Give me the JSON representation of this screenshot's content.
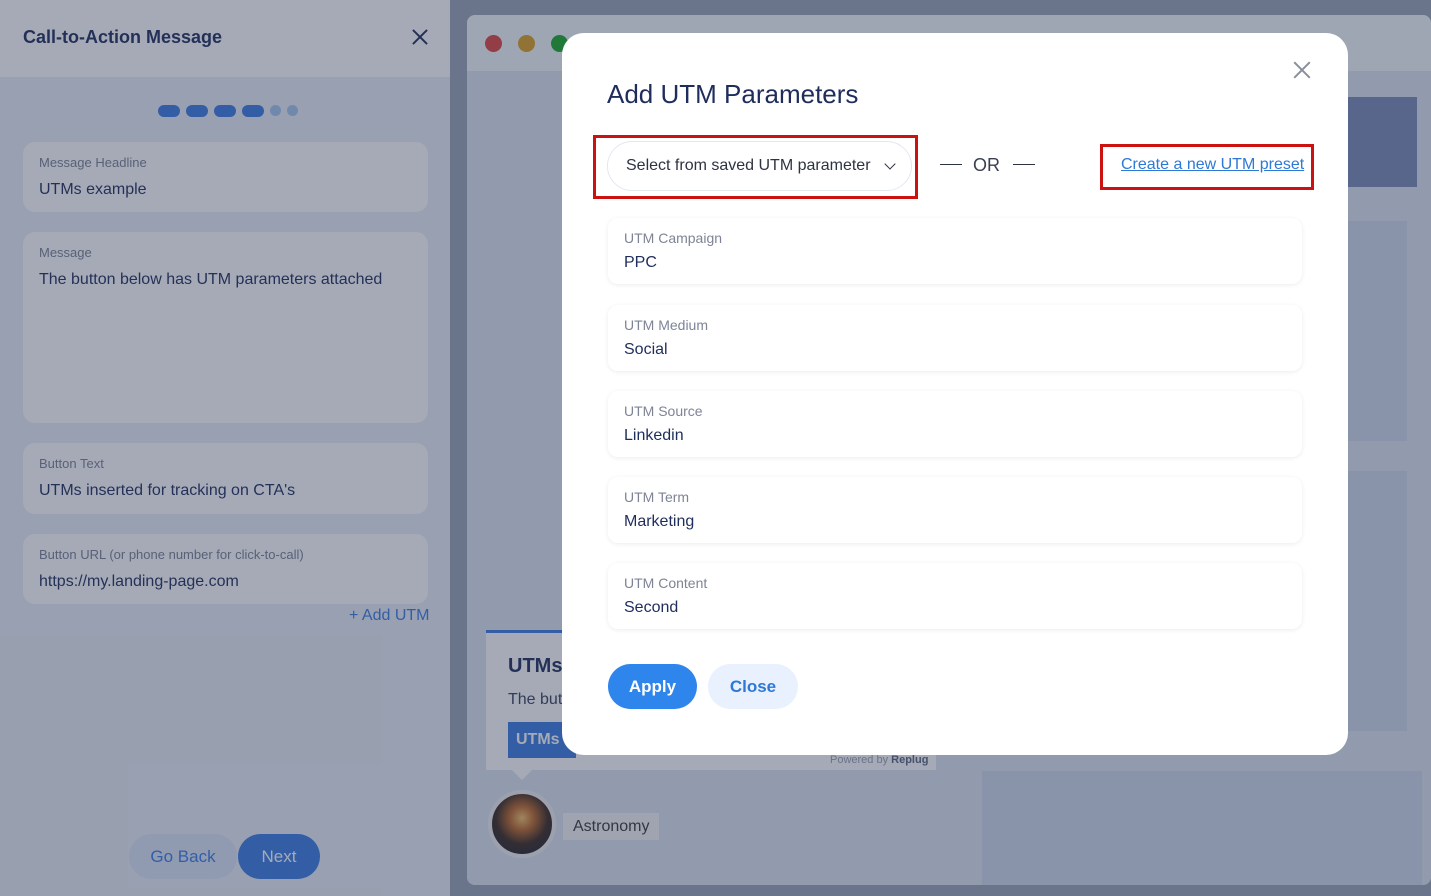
{
  "sidebar": {
    "title": "Call-to-Action Message",
    "fields": [
      {
        "label": "Message Headline",
        "value": "UTMs example"
      },
      {
        "label": "Message",
        "value": "The button below has UTM parameters attached"
      },
      {
        "label": "Button Text",
        "value": "UTMs inserted for tracking on CTA's"
      },
      {
        "label": "Button URL (or phone number for click-to-call)",
        "value": "https://my.landing-page.com"
      }
    ],
    "add_utm": "+ Add UTM",
    "back_label": "Go Back",
    "next_label": "Next"
  },
  "preview": {
    "cta_title": "UTMs",
    "cta_message": "The but",
    "cta_button": "UTMs i",
    "powered_prefix": "Powered by",
    "powered_brand": "Replug",
    "profile_name": "Astronomy"
  },
  "modal": {
    "title": "Add UTM Parameters",
    "select_placeholder": "Select from saved UTM parameter",
    "or_text": "OR",
    "create_link": "Create a new UTM preset",
    "fields": [
      {
        "label": "UTM Campaign",
        "value": "PPC"
      },
      {
        "label": "UTM Medium",
        "value": "Social"
      },
      {
        "label": "UTM Source",
        "value": "Linkedin"
      },
      {
        "label": "UTM Term",
        "value": "Marketing"
      },
      {
        "label": "UTM Content",
        "value": "Second"
      }
    ],
    "apply_label": "Apply",
    "close_label": "Close"
  },
  "colors": {
    "primary": "#2e85ec",
    "highlight": "#cc1111",
    "text_dark": "#1f2d5c"
  }
}
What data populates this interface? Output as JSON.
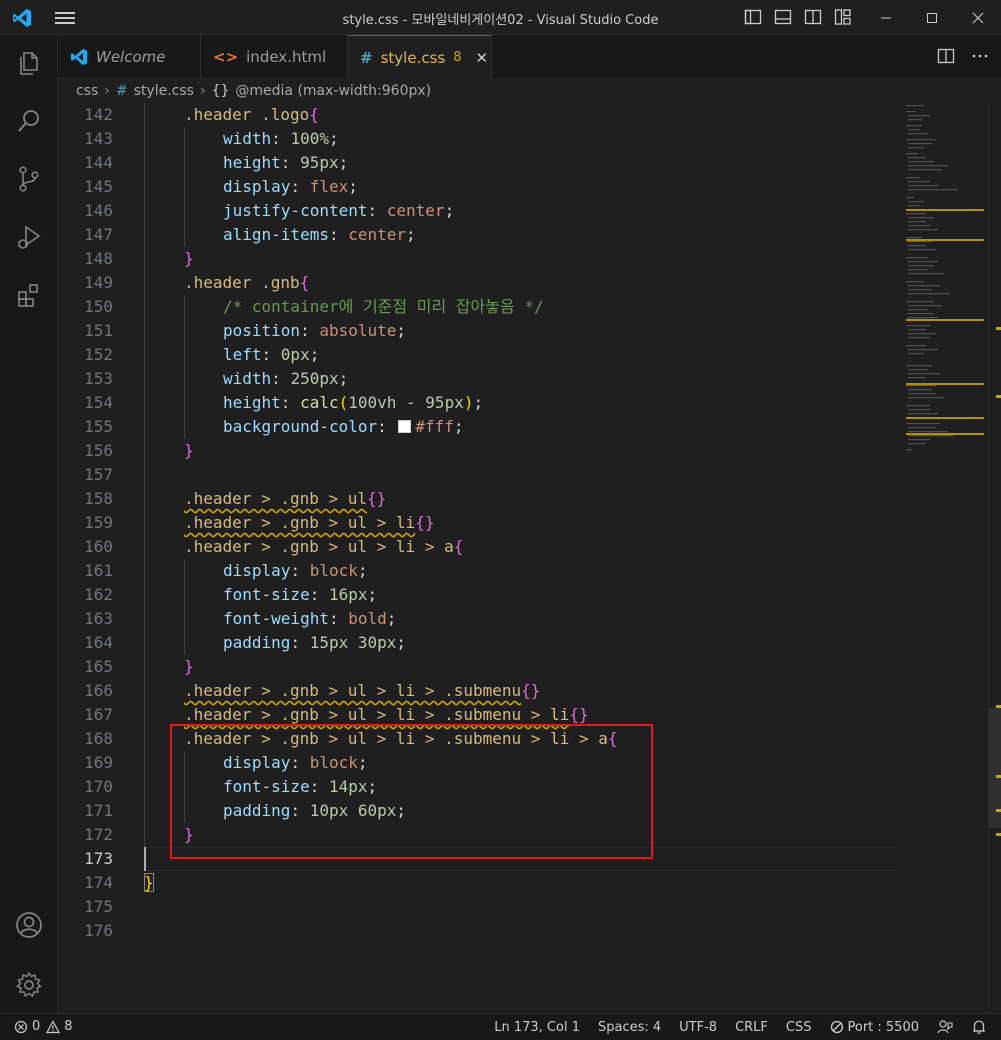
{
  "window": {
    "title": "style.css - 모바일네비게이션02 - Visual Studio Code"
  },
  "tabs": [
    {
      "label": "Welcome",
      "icon": "vscode-icon",
      "active": false
    },
    {
      "label": "index.html",
      "icon": "html-icon",
      "active": false
    },
    {
      "label": "style.css",
      "icon": "css-hash-icon",
      "active": true,
      "badge": "8"
    }
  ],
  "breadcrumb": {
    "folder": "css",
    "file": "style.css",
    "symbol": "@media (max-width:960px)"
  },
  "editor": {
    "current_line": 173,
    "line_numbers": [
      "142",
      "143",
      "144",
      "145",
      "146",
      "147",
      "148",
      "149",
      "150",
      "151",
      "152",
      "153",
      "154",
      "155",
      "156",
      "157",
      "158",
      "159",
      "160",
      "161",
      "162",
      "163",
      "164",
      "165",
      "166",
      "167",
      "168",
      "169",
      "170",
      "171",
      "172",
      "173",
      "174",
      "175",
      "176"
    ],
    "code": {
      "l142_sel": ".header .logo",
      "l142_br": "{",
      "l143_p": "width",
      "l143_v": "100%",
      "l144_p": "height",
      "l144_v": "95px",
      "l145_p": "display",
      "l145_v": "flex",
      "l146_p": "justify-content",
      "l146_v": "center",
      "l147_p": "align-items",
      "l147_v": "center",
      "l148_br": "}",
      "l149_sel": ".header .gnb",
      "l149_br": "{",
      "l150_c": "/* container에 기준점 미리 잡아놓음 */",
      "l151_p": "position",
      "l151_v": "absolute",
      "l152_p": "left",
      "l152_v": "0px",
      "l153_p": "width",
      "l153_v": "250px",
      "l154_p": "height",
      "l154_fn": "calc",
      "l154_v": "100vh - 95px",
      "l155_p": "background-color",
      "l155_v": "#fff",
      "l156_br": "}",
      "l158_sel": ".header > .gnb > ul",
      "l158_br": "{}",
      "l159_sel": ".header > .gnb > ul > li",
      "l159_br": "{}",
      "l160_sel": ".header > .gnb > ul > li > a",
      "l160_br": "{",
      "l161_p": "display",
      "l161_v": "block",
      "l162_p": "font-size",
      "l162_v": "16px",
      "l163_p": "font-weight",
      "l163_v": "bold",
      "l164_p": "padding",
      "l164_v": "15px 30px",
      "l165_br": "}",
      "l166_sel": ".header > .gnb > ul > li > .submenu",
      "l166_br": "{}",
      "l167_sel": ".header > .gnb > ul > li > .submenu > li",
      "l167_br": "{}",
      "l168_sel": ".header > .gnb > ul > li > .submenu > li > a",
      "l168_br": "{",
      "l169_p": "display",
      "l169_v": "block",
      "l170_p": "font-size",
      "l170_v": "14px",
      "l171_p": "padding",
      "l171_v": "10px 60px",
      "l172_br": "}",
      "l174_br": "}"
    }
  },
  "statusbar": {
    "errors": "0",
    "warnings": "8",
    "position": "Ln 173, Col 1",
    "spaces": "Spaces: 4",
    "encoding": "UTF-8",
    "eol": "CRLF",
    "language": "CSS",
    "port": "Port : 5500"
  },
  "colors": {
    "highlight_box": "#e01b1b",
    "accent": "#0078d4",
    "warning": "#cca700"
  }
}
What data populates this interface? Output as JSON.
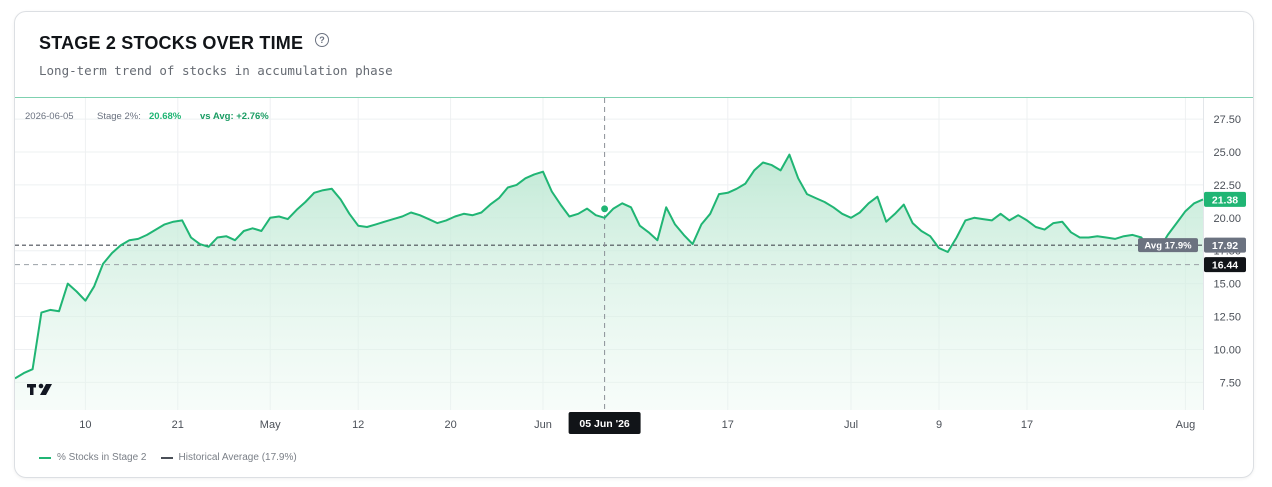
{
  "header": {
    "title": "STAGE 2 STOCKS OVER TIME",
    "help_icon": "question-circle-icon",
    "subtitle": "Long-term trend of stocks in accumulation phase"
  },
  "crosshair_info": {
    "date": "2026-06-05",
    "stage_label": "Stage 2%:",
    "stage_value": "20.68%",
    "avg_diff": "vs Avg: +2.76%",
    "x_label": "05 Jun '26"
  },
  "price_scale": {
    "last_value_label": "21.38",
    "avg_line_label": "17.92",
    "avg_tag": "Avg 17.9%",
    "crosshair_value_label": "16.44"
  },
  "legend": {
    "series_label": "% Stocks in Stage 2",
    "avg_label": "Historical Average (17.9%)"
  },
  "logo": "tradingview-logo-icon",
  "colors": {
    "line": "#20b574",
    "fill_top": "#bde8d3",
    "avg_line": "#4a4f57",
    "last_tag": "#20b574",
    "avg_tag": "#6b7280",
    "crosshair_tag": "#111418"
  },
  "chart_data": {
    "type": "area",
    "y_ticks": [
      "7.50",
      "10.00",
      "12.50",
      "15.00",
      "17.50",
      "20.00",
      "22.50",
      "25.00",
      "27.50"
    ],
    "ylim": [
      5.4,
      29.1
    ],
    "x_ticks": [
      {
        "label": "10",
        "x": 8
      },
      {
        "label": "21",
        "x": 18.5
      },
      {
        "label": "May",
        "x": 29
      },
      {
        "label": "12",
        "x": 39
      },
      {
        "label": "20",
        "x": 49.5
      },
      {
        "label": "Jun",
        "x": 60
      },
      {
        "label": "17",
        "x": 81
      },
      {
        "label": "Jul",
        "x": 95
      },
      {
        "label": "9",
        "x": 105
      },
      {
        "label": "17",
        "x": 115
      },
      {
        "label": "Aug",
        "x": 133
      }
    ],
    "avg": 17.92,
    "crosshair_value": 16.44,
    "crosshair_x": 67,
    "marker": {
      "x": 67,
      "y": 20.68
    },
    "series": [
      {
        "name": "% Stocks in Stage 2",
        "x": [
          0,
          1,
          2,
          3,
          4,
          5,
          6,
          7,
          8,
          9,
          10,
          11,
          12,
          13,
          14,
          15,
          16,
          17,
          18,
          19,
          20,
          21,
          22,
          23,
          24,
          25,
          26,
          27,
          28,
          29,
          30,
          31,
          32,
          33,
          34,
          35,
          36,
          37,
          38,
          39,
          40,
          41,
          42,
          43,
          44,
          45,
          46,
          47,
          48,
          49,
          50,
          51,
          52,
          53,
          54,
          55,
          56,
          57,
          58,
          59,
          60,
          61,
          62,
          63,
          64,
          65,
          66,
          67,
          68,
          69,
          70,
          71,
          72,
          73,
          74,
          75,
          76,
          77,
          78,
          79,
          80,
          81,
          82,
          83,
          84,
          85,
          86,
          87,
          88,
          89,
          90,
          91,
          92,
          93,
          94,
          95,
          96,
          97,
          98,
          99,
          100,
          101,
          102,
          103,
          104,
          105,
          106,
          107,
          108,
          109,
          110,
          111,
          112,
          113,
          114,
          115,
          116,
          117,
          118,
          119,
          120,
          121,
          122,
          123,
          124,
          125,
          126,
          127,
          128,
          129,
          130,
          131,
          132,
          133,
          134,
          135
        ],
        "values": [
          7.8,
          8.2,
          8.5,
          12.8,
          13.0,
          12.9,
          15.0,
          14.4,
          13.7,
          14.8,
          16.5,
          17.3,
          17.9,
          18.3,
          18.4,
          18.7,
          19.1,
          19.5,
          19.7,
          19.8,
          18.5,
          18.0,
          17.8,
          18.5,
          18.6,
          18.3,
          19.0,
          19.2,
          19.0,
          20.0,
          20.1,
          19.9,
          20.6,
          21.2,
          21.9,
          22.1,
          22.2,
          21.4,
          20.3,
          19.4,
          19.3,
          19.5,
          19.7,
          19.9,
          20.1,
          20.4,
          20.2,
          19.9,
          19.6,
          19.8,
          20.1,
          20.3,
          20.2,
          20.4,
          21.0,
          21.5,
          22.3,
          22.5,
          23.0,
          23.3,
          23.5,
          22.0,
          21.0,
          20.1,
          20.3,
          20.7,
          20.2,
          20.0,
          20.7,
          21.1,
          20.8,
          19.4,
          18.9,
          18.3,
          20.8,
          19.5,
          18.7,
          18.0,
          19.5,
          20.3,
          21.8,
          21.9,
          22.2,
          22.6,
          23.6,
          24.2,
          24.0,
          23.6,
          24.8,
          23.0,
          21.8,
          21.5,
          21.2,
          20.8,
          20.3,
          20.0,
          20.4,
          21.1,
          21.6,
          19.7,
          20.3,
          21.0,
          19.6,
          19.0,
          18.6,
          17.7,
          17.4,
          18.5,
          19.8,
          20.0,
          19.9,
          19.8,
          20.3,
          19.8,
          20.2,
          19.8,
          19.3,
          19.1,
          19.6,
          19.7,
          18.9,
          18.5,
          18.5,
          18.6,
          18.5,
          18.4,
          18.6,
          18.7,
          18.5,
          17.5,
          17.6,
          18.7,
          19.6,
          20.5,
          21.1,
          21.4
        ]
      }
    ]
  }
}
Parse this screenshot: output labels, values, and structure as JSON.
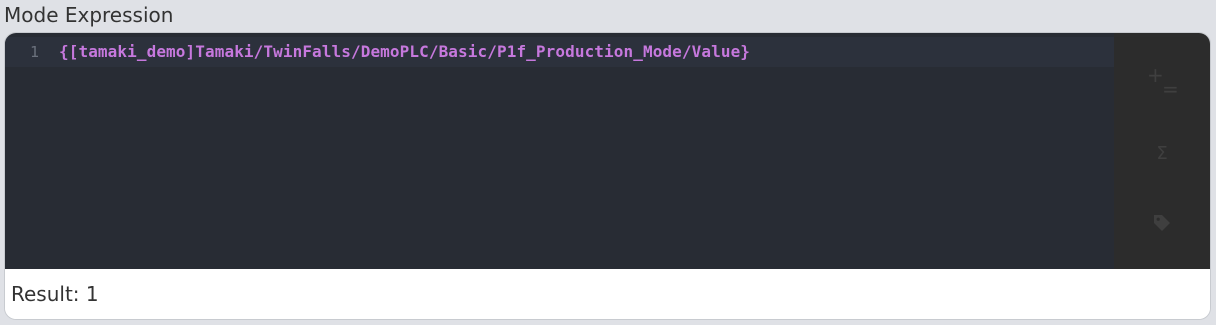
{
  "field": {
    "label": "Mode Expression"
  },
  "editor": {
    "lines": [
      {
        "number": "1",
        "text": "{[tamaki_demo]Tamaki/TwinFalls/DemoPLC/Basic/P1f_Production_Mode/Value}"
      }
    ]
  },
  "toolbar": {
    "items": [
      {
        "name": "operators",
        "icon": "plus-equals-icon",
        "glyph_plus": "+",
        "glyph_eq": "="
      },
      {
        "name": "functions",
        "icon": "sigma-icon",
        "glyph": "Σ"
      },
      {
        "name": "tags",
        "icon": "tag-icon"
      }
    ]
  },
  "result": {
    "text": "Result: 1"
  },
  "colors": {
    "page_bg": "#dfe1e6",
    "editor_bg": "#282c34",
    "active_line_bg": "#2c313c",
    "code_text": "#c678dd",
    "line_number": "#6b717d",
    "toolbar_bg": "#2c2c2c",
    "toolbar_icon": "#3f3f3f"
  }
}
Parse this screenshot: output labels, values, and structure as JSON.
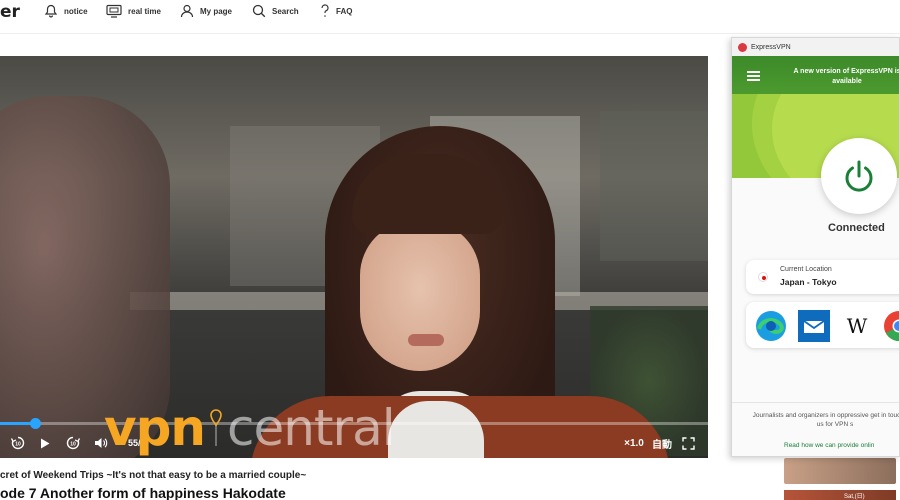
{
  "site": {
    "logo_fragment": "er",
    "nav": [
      {
        "label": "notice",
        "icon": "bell-icon"
      },
      {
        "label": "real time",
        "icon": "tv-icon"
      },
      {
        "label": "My page",
        "icon": "user-icon"
      },
      {
        "label": "Search",
        "icon": "search-icon"
      },
      {
        "label": "FAQ",
        "icon": "question-icon"
      }
    ]
  },
  "player": {
    "time": "55/",
    "speed": "×1.0",
    "quality": "自動",
    "progress": 0.05,
    "colors": {
      "accent": "#2aa5ff"
    }
  },
  "watermark": {
    "part1": "vpn",
    "part2": "central"
  },
  "episode": {
    "subtitle": "cret of Weekend Trips ~It's not that easy to be a married couple~",
    "title": "ode 7 Another form of happiness Hakodate"
  },
  "thumbnails": {
    "caption": "Sat,(日)"
  },
  "vpn": {
    "app_name": "ExpressVPN",
    "notice": "A new version of ExpressVPN is available",
    "status": "Connected",
    "location_label": "Current Location",
    "location_value": "Japan - Tokyo",
    "shortcut_wiki": "W",
    "footer": "Journalists and organizers in oppressive get in touch with us for VPN s",
    "link": "Read how we can provide onlin",
    "colors": {
      "green": "#3c8a2a",
      "power": "#1a7f37"
    }
  }
}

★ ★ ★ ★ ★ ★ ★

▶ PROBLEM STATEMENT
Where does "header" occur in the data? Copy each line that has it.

▶ RESPONSE TO THE EXERCISE
      "l142_sel": ".header .logo",
      "l149_sel": ".header .gnb",
      "l158_sel": ".header > .gnb > ul",
      "l159_sel": ".header > .gnb > ul > li",
      "l160_sel": ".header > .gnb > ul > li > a",
      "l166_sel": ".header > .gnb > ul > li > .submenu",
      "l167_sel": ".header > .gnb > ul > li > .submenu > li",
      "l168_sel": ".header > .gnb > ul > li > .submenu > li > a",
  "header": {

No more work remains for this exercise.